Domesticated

 

Playwright Bruce Norris, who deservedly won the Pulitzer Prize in 2011 for "Clybourne Park," a clever twist on the classic African-American drama "A Raisin in the Sun," has struck back with "Domesticated," a timely comedic drama based on the familiar scenario of a male politician who must resign from office after being caught pants-down in a sex scandal.

It begins with Bill (a well-cast Jeff Goldblum), a bemused gynecologist turned elected official, standing next to his poker-faced wife Judy (the excellent Laurie Metcalf) at a hastily arranged news conference, announcing that he is leaving office immediately.

From then on, Act 1 observes Bill and Judy as they navigate through lawyers, family and the media and attempt damage control. However, Bill appears to be tongue-tied. In fact, Judy -- who learns that Bill's philandering was not isolated to a single incident -- is doing all the talking.

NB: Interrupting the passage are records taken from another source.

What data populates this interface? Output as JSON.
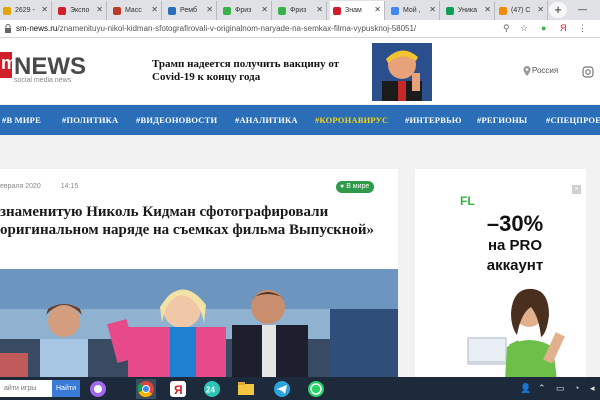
{
  "browser": {
    "tabs": [
      {
        "label": "2629 -",
        "color": "#e3a300"
      },
      {
        "label": "Экспо",
        "color": "#d11f2a"
      },
      {
        "label": "Масс",
        "color": "#c0392b"
      },
      {
        "label": "Ремб",
        "color": "#2a6eb7"
      },
      {
        "label": "Фриз",
        "color": "#37b34a"
      },
      {
        "label": "Фриз",
        "color": "#37b34a"
      },
      {
        "label": "Знам",
        "color": "#d11f2a"
      },
      {
        "label": "Мой ,",
        "color": "#4285f4"
      },
      {
        "label": "Уника",
        "color": "#0f9d58"
      },
      {
        "label": "(47) С",
        "color": "#f08a00"
      }
    ],
    "active_tab_index": 6,
    "new_tab": "+",
    "url_host": "sm-news.ru",
    "url_path": "/znamenituyu-nikol-kidman-sfotografirovali-v-originalnom-naryade-na-semkax-filma-vypusknoj-58051/"
  },
  "site": {
    "logo_m": "m",
    "logo_news": "NEWS",
    "logo_sub": "social media news",
    "teaser_headline": "Трамп надеется получить вакцину от Covid-19 к концу года",
    "region": "Россия"
  },
  "nav": [
    {
      "label": "#В МИРЕ"
    },
    {
      "label": "#ПОЛИТИКА"
    },
    {
      "label": "#ВИДЕОНОВОСТИ"
    },
    {
      "label": "#АНАЛИТИКА"
    },
    {
      "label": "#КОРОНАВИРУС",
      "highlight": true
    },
    {
      "label": "#ИНТЕРВЬЮ"
    },
    {
      "label": "#РЕГИОНЫ"
    },
    {
      "label": "#СПЕЦПРОЕ"
    }
  ],
  "article": {
    "date": "евраля 2020",
    "time": "14:15",
    "badge": "В мире",
    "title": "знаменитую Николь Кидман сфотографировали оригинальном наряде на съемках фильма Выпускной»"
  },
  "ad": {
    "logo": "FL",
    "discount": "–30%",
    "line2": "на PRO",
    "line3": "аккаунт",
    "close": "×"
  },
  "taskbar": {
    "search_placeholder": "айти игры",
    "search_button": "Найти"
  },
  "colors": {
    "nav_bg": "#2a6eb7",
    "accent_red": "#d11f2a",
    "highlight": "#f7d417",
    "badge_green": "#2f9b4a"
  }
}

Act 2, on the other hand, follows Bill's downward spiral after he leaves his family and unsuccessfully attempts to move on professionally, acting as if nothing has happened.

While Bill keeps trying to deflect responsibility and rationalize his behavior, women continue to be drawn away from him, leading him to helplessly accuse all of them of only wanting men around for purposes of procreation. "Domesticated" is not up to the originality and wicked wit of "Clybourne Park," but well-directed by Anna D. Shapiro, it still manages to be both enjoyable and provocative.